**What the exercise asks**
The output should be every line below that includes the word "khóa".

[Start of section]

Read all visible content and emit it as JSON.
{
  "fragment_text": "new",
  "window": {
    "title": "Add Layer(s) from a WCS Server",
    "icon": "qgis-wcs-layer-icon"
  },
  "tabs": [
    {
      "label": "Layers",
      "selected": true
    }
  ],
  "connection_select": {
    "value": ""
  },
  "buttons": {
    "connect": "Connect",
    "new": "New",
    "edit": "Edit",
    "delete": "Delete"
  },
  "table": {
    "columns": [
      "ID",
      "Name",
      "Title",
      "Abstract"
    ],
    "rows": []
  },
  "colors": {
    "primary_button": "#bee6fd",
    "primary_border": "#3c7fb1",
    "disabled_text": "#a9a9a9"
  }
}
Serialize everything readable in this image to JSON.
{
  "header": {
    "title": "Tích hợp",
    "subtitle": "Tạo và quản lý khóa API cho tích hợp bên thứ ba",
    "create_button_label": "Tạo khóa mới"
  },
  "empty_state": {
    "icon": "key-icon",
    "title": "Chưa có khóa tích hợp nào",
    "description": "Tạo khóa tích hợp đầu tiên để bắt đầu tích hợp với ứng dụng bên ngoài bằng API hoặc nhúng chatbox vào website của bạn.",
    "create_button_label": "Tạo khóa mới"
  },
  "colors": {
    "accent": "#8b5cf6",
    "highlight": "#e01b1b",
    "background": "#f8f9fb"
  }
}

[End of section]

**Finished task**
    "subtitle": "Tạo và quản lý khóa API cho tích hợp bên thứ ba",
    "create_button_label": "Tạo khóa mới"
    "title": "Chưa có khóa tích hợp nào",
    "description": "Tạo khóa tích hợp đầu tiên để bắt đầu tích hợp với ứng dụng bên ngoài bằng API hoặc nhúng chatbox vào website của bạn.",
    "create_button_label": "Tạo khóa mới"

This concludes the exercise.